Today, on the April edition of Midday at the Movies, Tom spotlights director Jordan Peele's new horror-suspense flick, Us. Joining him in the studio are movie mavens Jed Dietz, the founding director of the Maryland Film Festival and Parkway Theater, and Elissa Blount Moorhead, a Baltimore filmmaker and creative partner at TGEN Film Studios. They discuss the cinematic structures and social themes of Us, a record-breaking box-office hit that's building on the success of Peele's 2017 Oscar-winning (Best Original Screenplay) debut film, Get Out.

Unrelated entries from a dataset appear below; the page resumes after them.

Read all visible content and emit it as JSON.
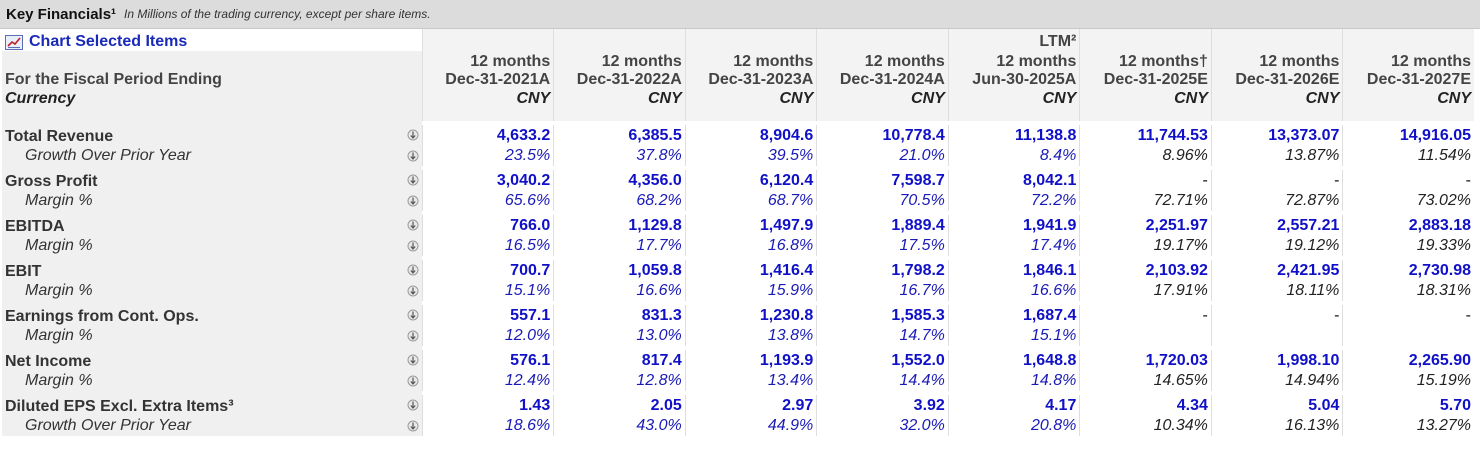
{
  "title": "Key Financials¹",
  "subtitle": "In Millions of the trading currency, except per share items.",
  "chart_selected_label": "Chart Selected Items",
  "period_label": "For the Fiscal Period Ending",
  "currency_label": "Currency",
  "columns": [
    {
      "top": "",
      "mid": "12 months",
      "date": "Dec-31-2021A",
      "cur": "CNY"
    },
    {
      "top": "",
      "mid": "12 months",
      "date": "Dec-31-2022A",
      "cur": "CNY"
    },
    {
      "top": "",
      "mid": "12 months",
      "date": "Dec-31-2023A",
      "cur": "CNY"
    },
    {
      "top": "",
      "mid": "12 months",
      "date": "Dec-31-2024A",
      "cur": "CNY"
    },
    {
      "top": "LTM²",
      "mid": "12 months",
      "date": "Jun-30-2025A",
      "cur": "CNY"
    },
    {
      "top": "",
      "mid": "12 months†",
      "date": "Dec-31-2025E",
      "cur": "CNY"
    },
    {
      "top": "",
      "mid": "12 months",
      "date": "Dec-31-2026E",
      "cur": "CNY"
    },
    {
      "top": "",
      "mid": "12 months",
      "date": "Dec-31-2027E",
      "cur": "CNY"
    }
  ],
  "metrics": [
    {
      "name": "Total Revenue",
      "values": [
        "4,633.2",
        "6,385.5",
        "8,904.6",
        "10,778.4",
        "11,138.8",
        "11,744.53",
        "13,373.07",
        "14,916.05"
      ],
      "sub_name": "Growth Over Prior Year",
      "sub_values": [
        "23.5%",
        "37.8%",
        "39.5%",
        "21.0%",
        "8.4%",
        "8.96%",
        "13.87%",
        "11.54%"
      ]
    },
    {
      "name": "Gross Profit",
      "values": [
        "3,040.2",
        "4,356.0",
        "6,120.4",
        "7,598.7",
        "8,042.1",
        "-",
        "-",
        "-"
      ],
      "sub_name": "Margin %",
      "sub_values": [
        "65.6%",
        "68.2%",
        "68.7%",
        "70.5%",
        "72.2%",
        "72.71%",
        "72.87%",
        "73.02%"
      ]
    },
    {
      "name": "EBITDA",
      "values": [
        "766.0",
        "1,129.8",
        "1,497.9",
        "1,889.4",
        "1,941.9",
        "2,251.97",
        "2,557.21",
        "2,883.18"
      ],
      "sub_name": "Margin %",
      "sub_values": [
        "16.5%",
        "17.7%",
        "16.8%",
        "17.5%",
        "17.4%",
        "19.17%",
        "19.12%",
        "19.33%"
      ]
    },
    {
      "name": "EBIT",
      "values": [
        "700.7",
        "1,059.8",
        "1,416.4",
        "1,798.2",
        "1,846.1",
        "2,103.92",
        "2,421.95",
        "2,730.98"
      ],
      "sub_name": "Margin %",
      "sub_values": [
        "15.1%",
        "16.6%",
        "15.9%",
        "16.7%",
        "16.6%",
        "17.91%",
        "18.11%",
        "18.31%"
      ]
    },
    {
      "name": "Earnings from Cont. Ops.",
      "values": [
        "557.1",
        "831.3",
        "1,230.8",
        "1,585.3",
        "1,687.4",
        "-",
        "-",
        "-"
      ],
      "sub_name": "Margin %",
      "sub_values": [
        "12.0%",
        "13.0%",
        "13.8%",
        "14.7%",
        "15.1%",
        "",
        "",
        ""
      ]
    },
    {
      "name": "Net Income",
      "values": [
        "576.1",
        "817.4",
        "1,193.9",
        "1,552.0",
        "1,648.8",
        "1,720.03",
        "1,998.10",
        "2,265.90"
      ],
      "sub_name": "Margin %",
      "sub_values": [
        "12.4%",
        "12.8%",
        "13.4%",
        "14.4%",
        "14.8%",
        "14.65%",
        "14.94%",
        "15.19%"
      ]
    },
    {
      "name": "Diluted EPS Excl. Extra Items³",
      "values": [
        "1.43",
        "2.05",
        "2.97",
        "3.92",
        "4.17",
        "4.34",
        "5.04",
        "5.70"
      ],
      "sub_name": "Growth Over Prior Year",
      "sub_values": [
        "18.6%",
        "43.0%",
        "44.9%",
        "32.0%",
        "20.8%",
        "10.34%",
        "16.13%",
        "13.27%"
      ]
    }
  ],
  "colors": {
    "value_blue": "#1010c8",
    "header_bg": "#dcdcdc",
    "label_bg": "#f0f0f0",
    "link_blue": "#1a2ab8"
  },
  "icons": {
    "chart": "chart-icon",
    "row_action": "sort-icon"
  }
}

They also discuss other notable new films -- including Apollo 11, the powerful new documentary of NASA's historic manned mission to the moon in 1969, and The Burial of Kojo, a breakthrough feature-film directing/writing debut by Ghanaian-born hip-hop artist Blitz "the Ambassador" Bazawule, who lives and works today in Brooklyn, New York. Bazawule's film is being released and distributed by Ava DuVernay's company, Array, and is now streaming on Netflix.
Tom and guests note, too, the recent passing of two pioneers in the world of independent and unconventional cinema: French filmmaker Agnes Varda, often called the Mother of the French "New Wave" that produced directors such as Jean Luc Godard and Francois Truffaut, died in Paris March 29 at the age of 90; and Barbara Hammer, an experimental filmmaker who began celebrating lesbian sexuality and history in her work in the 1970s. Hammer turned her personal battle against cancer into the focus of her cinematic art. She died on Saturday in Manhattan at the age of 79.

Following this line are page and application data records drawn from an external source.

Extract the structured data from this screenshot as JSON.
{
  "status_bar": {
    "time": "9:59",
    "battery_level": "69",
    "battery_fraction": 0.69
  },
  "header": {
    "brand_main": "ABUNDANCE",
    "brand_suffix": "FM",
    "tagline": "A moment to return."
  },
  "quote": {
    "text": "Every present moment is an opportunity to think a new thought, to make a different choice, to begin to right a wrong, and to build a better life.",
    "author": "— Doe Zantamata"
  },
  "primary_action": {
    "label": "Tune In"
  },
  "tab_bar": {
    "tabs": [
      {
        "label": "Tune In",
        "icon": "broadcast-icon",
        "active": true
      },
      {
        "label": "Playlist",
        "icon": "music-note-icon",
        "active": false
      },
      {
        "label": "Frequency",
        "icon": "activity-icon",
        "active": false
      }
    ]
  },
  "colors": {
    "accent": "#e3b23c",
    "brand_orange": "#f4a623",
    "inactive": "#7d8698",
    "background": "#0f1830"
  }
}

Today's conversation was livestreamed on WYPR's Facebook page, and you can watch the video here.